It’s still possible to argue that Labour could have weathered the storm better with a different line. There are at least two counterfactual scenarios worth mentioning here, although they point in opposite directions. Should Corbyn have committed irrevocably to membership of the European Economic Area — the Norway model — before the end of 2017, depriving the People’s Vote campaign of the opportunity to sabotage his policy? Or should Labour have embraced the idea of a second referendum after parliament rejected Theresa May’s Brexit deal, but before the European elections of May 2019, shoring up its flank against the hard-Remain parties?
Such debates have their value, as long as we recognize that hindsight was not available to any of the protagonists when they had to make the necessary calls. Perhaps the outcome of a different approach would simply have been a different kind of failure, in view of the objective problems noted above.
Politics is not an experiment that can be staged and restaged under laboratory conditions, allowing us to adjust one variable at a time. There are three plausible explanations for Corbyn’s failure: his project was sure to fail sooner or later in any political context, because of the nature of the Labour Party; his project could have succeeded, if the party leadership had pursued a different strategy after the 2017 election; or his project could have succeeded, if not for the once-in-a-generation challenge of Brexit. By their nature, none of these arguments can be proven definitively wrong.

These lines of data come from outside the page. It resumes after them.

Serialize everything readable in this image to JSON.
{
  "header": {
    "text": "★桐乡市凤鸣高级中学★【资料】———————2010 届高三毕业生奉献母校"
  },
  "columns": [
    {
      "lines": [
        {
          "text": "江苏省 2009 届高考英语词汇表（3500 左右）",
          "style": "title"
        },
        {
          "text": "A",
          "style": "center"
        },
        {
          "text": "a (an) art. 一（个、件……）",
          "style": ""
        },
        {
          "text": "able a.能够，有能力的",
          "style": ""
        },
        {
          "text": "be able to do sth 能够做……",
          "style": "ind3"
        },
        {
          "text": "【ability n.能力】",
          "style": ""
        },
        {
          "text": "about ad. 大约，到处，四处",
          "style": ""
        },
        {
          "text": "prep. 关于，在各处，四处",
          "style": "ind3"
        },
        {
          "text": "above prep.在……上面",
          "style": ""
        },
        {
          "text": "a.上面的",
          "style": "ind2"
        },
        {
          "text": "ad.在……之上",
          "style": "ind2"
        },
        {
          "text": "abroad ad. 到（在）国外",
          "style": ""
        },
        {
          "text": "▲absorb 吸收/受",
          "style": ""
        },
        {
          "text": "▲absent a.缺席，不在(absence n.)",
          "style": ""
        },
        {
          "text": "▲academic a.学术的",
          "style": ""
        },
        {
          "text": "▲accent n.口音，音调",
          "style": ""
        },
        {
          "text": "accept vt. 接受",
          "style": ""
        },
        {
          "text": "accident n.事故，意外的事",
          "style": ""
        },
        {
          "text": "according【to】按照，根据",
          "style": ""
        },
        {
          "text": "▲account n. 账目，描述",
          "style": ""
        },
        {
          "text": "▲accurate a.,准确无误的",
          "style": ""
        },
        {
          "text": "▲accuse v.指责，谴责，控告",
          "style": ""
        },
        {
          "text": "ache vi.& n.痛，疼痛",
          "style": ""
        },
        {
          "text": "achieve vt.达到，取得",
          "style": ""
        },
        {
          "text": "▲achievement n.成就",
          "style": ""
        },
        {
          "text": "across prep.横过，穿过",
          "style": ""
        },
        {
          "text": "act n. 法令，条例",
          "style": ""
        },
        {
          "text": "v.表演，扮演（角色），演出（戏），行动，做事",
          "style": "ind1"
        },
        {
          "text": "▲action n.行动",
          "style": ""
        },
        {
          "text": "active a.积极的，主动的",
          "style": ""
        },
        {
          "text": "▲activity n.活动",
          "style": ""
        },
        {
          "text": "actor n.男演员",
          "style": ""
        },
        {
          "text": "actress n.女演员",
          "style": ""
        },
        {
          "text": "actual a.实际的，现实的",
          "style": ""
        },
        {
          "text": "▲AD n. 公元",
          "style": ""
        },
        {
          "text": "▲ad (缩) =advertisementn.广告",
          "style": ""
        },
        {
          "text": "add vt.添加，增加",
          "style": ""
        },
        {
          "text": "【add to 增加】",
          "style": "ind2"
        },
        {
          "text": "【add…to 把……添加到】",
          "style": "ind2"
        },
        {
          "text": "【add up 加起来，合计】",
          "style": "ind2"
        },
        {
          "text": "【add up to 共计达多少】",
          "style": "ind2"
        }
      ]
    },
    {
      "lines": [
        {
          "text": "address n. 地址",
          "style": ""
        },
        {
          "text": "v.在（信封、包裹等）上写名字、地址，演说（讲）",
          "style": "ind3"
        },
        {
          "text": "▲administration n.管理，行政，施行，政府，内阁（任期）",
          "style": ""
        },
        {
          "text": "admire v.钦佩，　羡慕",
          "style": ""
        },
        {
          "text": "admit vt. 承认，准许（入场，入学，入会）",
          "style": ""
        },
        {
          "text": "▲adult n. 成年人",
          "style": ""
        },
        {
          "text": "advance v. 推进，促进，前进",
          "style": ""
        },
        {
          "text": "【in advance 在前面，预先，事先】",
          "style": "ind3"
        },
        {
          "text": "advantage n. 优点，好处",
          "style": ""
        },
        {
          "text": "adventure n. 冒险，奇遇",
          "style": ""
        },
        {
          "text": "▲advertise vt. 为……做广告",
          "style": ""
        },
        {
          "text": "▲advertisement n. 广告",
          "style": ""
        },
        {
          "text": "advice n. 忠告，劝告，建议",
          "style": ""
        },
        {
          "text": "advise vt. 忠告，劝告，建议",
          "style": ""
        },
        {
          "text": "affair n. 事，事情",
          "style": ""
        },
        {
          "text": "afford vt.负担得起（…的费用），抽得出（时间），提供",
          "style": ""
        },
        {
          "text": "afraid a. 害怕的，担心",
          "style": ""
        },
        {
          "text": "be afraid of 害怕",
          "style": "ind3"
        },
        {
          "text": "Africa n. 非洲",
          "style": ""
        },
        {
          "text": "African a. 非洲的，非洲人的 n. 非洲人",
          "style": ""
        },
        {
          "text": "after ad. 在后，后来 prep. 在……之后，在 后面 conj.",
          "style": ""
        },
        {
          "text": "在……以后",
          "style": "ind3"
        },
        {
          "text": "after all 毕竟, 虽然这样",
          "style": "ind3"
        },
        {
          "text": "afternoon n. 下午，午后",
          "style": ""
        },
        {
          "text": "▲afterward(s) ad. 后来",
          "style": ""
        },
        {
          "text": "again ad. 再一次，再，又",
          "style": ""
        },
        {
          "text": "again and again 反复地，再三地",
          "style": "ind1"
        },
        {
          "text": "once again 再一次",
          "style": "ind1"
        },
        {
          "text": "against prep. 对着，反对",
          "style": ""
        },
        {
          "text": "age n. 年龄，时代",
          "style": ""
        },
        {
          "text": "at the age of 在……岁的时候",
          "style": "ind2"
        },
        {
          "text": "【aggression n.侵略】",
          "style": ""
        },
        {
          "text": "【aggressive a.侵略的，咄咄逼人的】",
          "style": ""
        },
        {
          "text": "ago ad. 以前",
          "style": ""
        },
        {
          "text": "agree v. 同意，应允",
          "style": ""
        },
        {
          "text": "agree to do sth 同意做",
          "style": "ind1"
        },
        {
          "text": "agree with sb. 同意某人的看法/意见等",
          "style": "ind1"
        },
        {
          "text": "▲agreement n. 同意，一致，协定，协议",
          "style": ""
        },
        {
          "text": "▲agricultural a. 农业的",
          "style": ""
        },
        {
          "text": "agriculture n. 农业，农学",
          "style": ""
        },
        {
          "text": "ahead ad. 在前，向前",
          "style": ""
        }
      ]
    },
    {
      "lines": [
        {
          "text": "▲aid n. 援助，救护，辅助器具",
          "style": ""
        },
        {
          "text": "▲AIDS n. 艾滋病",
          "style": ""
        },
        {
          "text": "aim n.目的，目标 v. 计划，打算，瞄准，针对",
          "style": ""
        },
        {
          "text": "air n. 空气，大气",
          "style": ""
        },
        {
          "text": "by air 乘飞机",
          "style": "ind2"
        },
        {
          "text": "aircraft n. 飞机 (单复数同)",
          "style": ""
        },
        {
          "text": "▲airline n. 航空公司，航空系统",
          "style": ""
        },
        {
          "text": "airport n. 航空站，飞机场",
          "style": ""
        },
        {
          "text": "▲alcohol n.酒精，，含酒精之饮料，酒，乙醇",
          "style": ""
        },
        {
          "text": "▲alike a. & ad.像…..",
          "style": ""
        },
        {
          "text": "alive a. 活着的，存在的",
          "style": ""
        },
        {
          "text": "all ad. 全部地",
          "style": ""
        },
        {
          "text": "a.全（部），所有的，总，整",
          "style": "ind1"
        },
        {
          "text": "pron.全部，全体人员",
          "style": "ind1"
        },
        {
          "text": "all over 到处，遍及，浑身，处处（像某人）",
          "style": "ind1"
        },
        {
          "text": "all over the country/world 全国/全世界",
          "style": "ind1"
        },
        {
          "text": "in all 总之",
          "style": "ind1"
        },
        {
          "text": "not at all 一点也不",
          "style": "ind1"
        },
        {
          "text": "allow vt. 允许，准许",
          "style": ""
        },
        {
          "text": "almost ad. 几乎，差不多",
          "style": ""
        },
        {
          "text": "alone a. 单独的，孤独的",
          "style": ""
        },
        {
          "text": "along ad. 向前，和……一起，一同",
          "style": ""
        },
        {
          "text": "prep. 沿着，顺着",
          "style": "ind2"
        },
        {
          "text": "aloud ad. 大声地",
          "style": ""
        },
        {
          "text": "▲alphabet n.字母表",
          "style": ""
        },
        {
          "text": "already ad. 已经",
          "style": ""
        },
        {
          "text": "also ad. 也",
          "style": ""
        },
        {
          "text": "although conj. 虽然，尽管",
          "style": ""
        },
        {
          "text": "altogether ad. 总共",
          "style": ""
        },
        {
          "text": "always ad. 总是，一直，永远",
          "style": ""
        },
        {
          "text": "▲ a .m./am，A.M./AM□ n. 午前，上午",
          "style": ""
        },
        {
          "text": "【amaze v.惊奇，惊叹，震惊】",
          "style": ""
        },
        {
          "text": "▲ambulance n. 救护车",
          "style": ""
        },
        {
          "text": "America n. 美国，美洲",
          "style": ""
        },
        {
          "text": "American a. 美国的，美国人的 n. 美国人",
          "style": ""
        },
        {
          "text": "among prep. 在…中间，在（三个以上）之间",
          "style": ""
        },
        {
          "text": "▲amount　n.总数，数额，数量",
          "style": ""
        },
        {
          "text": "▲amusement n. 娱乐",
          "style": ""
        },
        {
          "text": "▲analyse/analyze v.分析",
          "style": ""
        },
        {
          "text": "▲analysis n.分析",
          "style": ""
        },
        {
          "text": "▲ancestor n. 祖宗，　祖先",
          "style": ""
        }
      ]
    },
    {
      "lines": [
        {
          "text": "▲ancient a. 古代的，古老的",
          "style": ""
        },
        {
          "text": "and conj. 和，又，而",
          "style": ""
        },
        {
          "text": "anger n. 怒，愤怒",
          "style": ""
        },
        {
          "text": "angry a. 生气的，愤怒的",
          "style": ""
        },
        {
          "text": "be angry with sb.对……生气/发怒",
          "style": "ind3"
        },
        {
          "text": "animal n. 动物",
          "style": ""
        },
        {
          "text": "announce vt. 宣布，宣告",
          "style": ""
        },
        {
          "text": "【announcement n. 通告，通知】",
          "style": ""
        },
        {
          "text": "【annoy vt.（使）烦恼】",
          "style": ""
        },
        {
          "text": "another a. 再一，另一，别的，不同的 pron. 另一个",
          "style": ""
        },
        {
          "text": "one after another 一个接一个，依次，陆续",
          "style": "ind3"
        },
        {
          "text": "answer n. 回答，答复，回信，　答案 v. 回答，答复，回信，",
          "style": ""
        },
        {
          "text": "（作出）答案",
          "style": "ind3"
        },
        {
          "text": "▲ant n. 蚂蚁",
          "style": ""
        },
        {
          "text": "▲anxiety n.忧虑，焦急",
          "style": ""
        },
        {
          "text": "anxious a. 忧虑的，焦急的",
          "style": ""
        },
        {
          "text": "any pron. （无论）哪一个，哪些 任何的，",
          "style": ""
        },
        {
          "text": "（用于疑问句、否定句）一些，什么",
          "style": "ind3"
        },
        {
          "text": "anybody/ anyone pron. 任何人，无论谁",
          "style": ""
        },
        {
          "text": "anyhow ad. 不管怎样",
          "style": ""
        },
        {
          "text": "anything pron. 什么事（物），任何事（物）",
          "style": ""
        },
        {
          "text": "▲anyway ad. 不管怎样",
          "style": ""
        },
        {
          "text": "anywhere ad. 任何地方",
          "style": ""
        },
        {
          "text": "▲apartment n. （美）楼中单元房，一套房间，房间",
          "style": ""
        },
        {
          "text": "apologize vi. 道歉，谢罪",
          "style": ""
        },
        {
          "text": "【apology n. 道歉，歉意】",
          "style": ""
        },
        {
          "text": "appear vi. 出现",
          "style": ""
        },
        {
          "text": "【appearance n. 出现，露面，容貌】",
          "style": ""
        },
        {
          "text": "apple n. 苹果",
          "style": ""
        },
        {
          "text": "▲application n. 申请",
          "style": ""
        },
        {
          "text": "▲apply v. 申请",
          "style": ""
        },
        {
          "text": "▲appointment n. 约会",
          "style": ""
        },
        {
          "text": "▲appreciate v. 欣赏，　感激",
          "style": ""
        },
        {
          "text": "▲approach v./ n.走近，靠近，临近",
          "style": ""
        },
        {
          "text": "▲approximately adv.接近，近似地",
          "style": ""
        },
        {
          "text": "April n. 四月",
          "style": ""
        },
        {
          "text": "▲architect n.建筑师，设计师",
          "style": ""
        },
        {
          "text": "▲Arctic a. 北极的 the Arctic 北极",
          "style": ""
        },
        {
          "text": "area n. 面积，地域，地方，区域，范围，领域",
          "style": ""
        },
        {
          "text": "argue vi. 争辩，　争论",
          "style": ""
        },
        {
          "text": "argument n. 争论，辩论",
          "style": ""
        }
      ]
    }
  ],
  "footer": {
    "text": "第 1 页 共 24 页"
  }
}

Most of Corbyn’s supporters have tacitly rejected the first explanation, for now at least, by staying in the Labour Party and joining the battle to choose his successor. If they lose that battle, as expected, the space for left-wing activism inside the party may become very limited indeed, obliging them to pursue a different organizational path.
Supporters of Keir Starmer on the Labour right clearly expect him to play the same role as Neil Kinnock, marginalizing the pro-Corbyn left and paving the way for a more right-wing successor. They’re not interested in winning the argument: a purge of the Labour membership on trumped-up disciplinary charges is what they have in mind.
However, that inner-party struggle will play out in a very different context. The Labour left of the 1980s entered the stage as neoliberalism was gathering strength: it was the decade of Thatcher and Ronald Reagan, François Mitterrand’s retreat and the debt crisis in the global South. The collapse of the eastern bloc proved to be another blow, even for those socialists who had always rejected the Soviet model of a one-party state, since conservatives had managed to taint the whole idea of public ownership and state planning by association with the USSR. The so-called Great Moderation then supplied a material base for New Labour’s formula of “Thatcherism with a human face,” while storing up the problems that led to the global crash of 2008.
Neoliberalism survived that crash, thanks to herculean efforts by politicians and central bankers who wanted to restore the status quo ante. But its promise of improved living standards for the majority no longer carries much conviction, least of all in Britain, which has just experienced the worst decade for wage growth since the days of Napoleon.
With the climate crisis sure to worsen over the years to come, the program developed by Corbyn and his allies since 2015 is the very least the situation demands, if drastic social regression is to be avoided. The next generation of British socialists will have to find a way to carry that program forward, in or out of the Labour Party.